--- START ---

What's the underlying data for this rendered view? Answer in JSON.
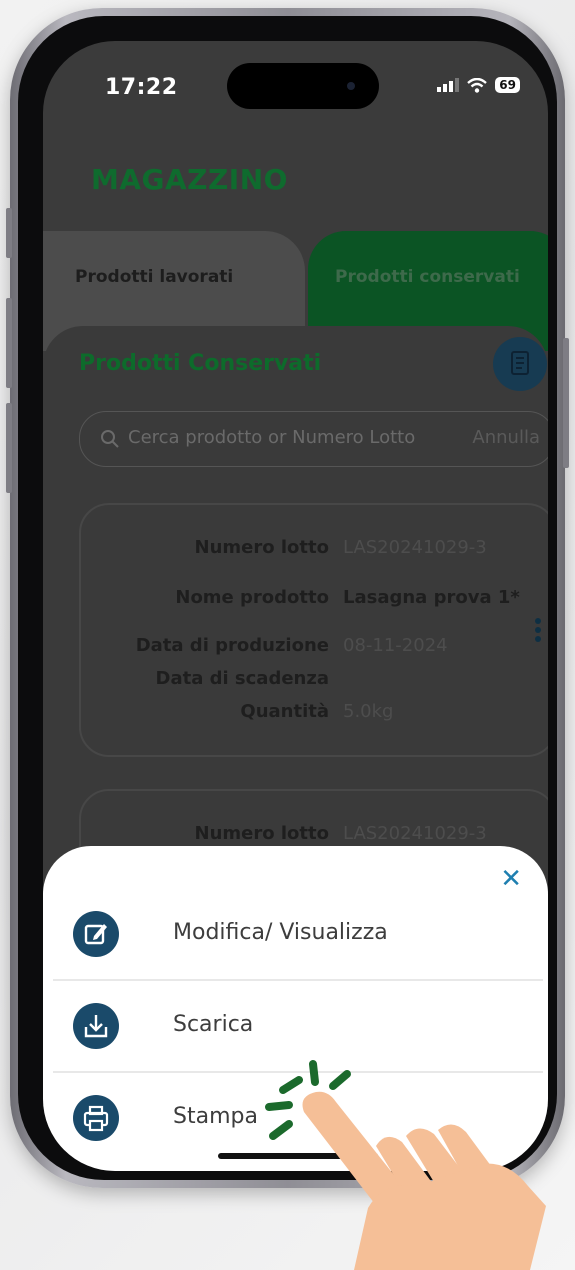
{
  "status_bar": {
    "time": "17:22",
    "battery": "69"
  },
  "app": {
    "title": "MAGAZZINO"
  },
  "tabs": [
    {
      "label": "Prodotti lavorati"
    },
    {
      "label": "Prodotti conservati"
    }
  ],
  "section": {
    "title": "Prodotti Conservati"
  },
  "search": {
    "placeholder": "Cerca prodotto or Numero Lotto",
    "cancel_label": "Annulla"
  },
  "cards": [
    {
      "lot_label": "Numero lotto",
      "lot_value": "LAS20241029-3",
      "name_label": "Nome prodotto",
      "name_value": "Lasagna prova 1*",
      "prod_label": "Data di produzione",
      "prod_value": "08-11-2024",
      "exp_label": "Data di scadenza",
      "exp_value": "",
      "qty_label": "Quantità",
      "qty_value": "5.0kg"
    },
    {
      "lot_label": "Numero lotto",
      "lot_value": "LAS20241029-3"
    }
  ],
  "sheet": {
    "options": [
      {
        "label": "Modifica/ Visualizza",
        "icon": "edit-icon"
      },
      {
        "label": "Scarica",
        "icon": "download-icon"
      },
      {
        "label": "Stampa",
        "icon": "printer-icon"
      }
    ]
  },
  "colors": {
    "brand_green": "#0f6b2e",
    "icon_blue": "#1a4a6a",
    "hand_skin": "#f5bf97",
    "tap_rays": "#1b6a2c"
  }
}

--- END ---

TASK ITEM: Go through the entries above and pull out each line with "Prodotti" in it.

RESPONSE AREA:
      "label": "Prodotti lavorati"
      "label": "Prodotti conservati"
    "title": "Prodotti Conservati"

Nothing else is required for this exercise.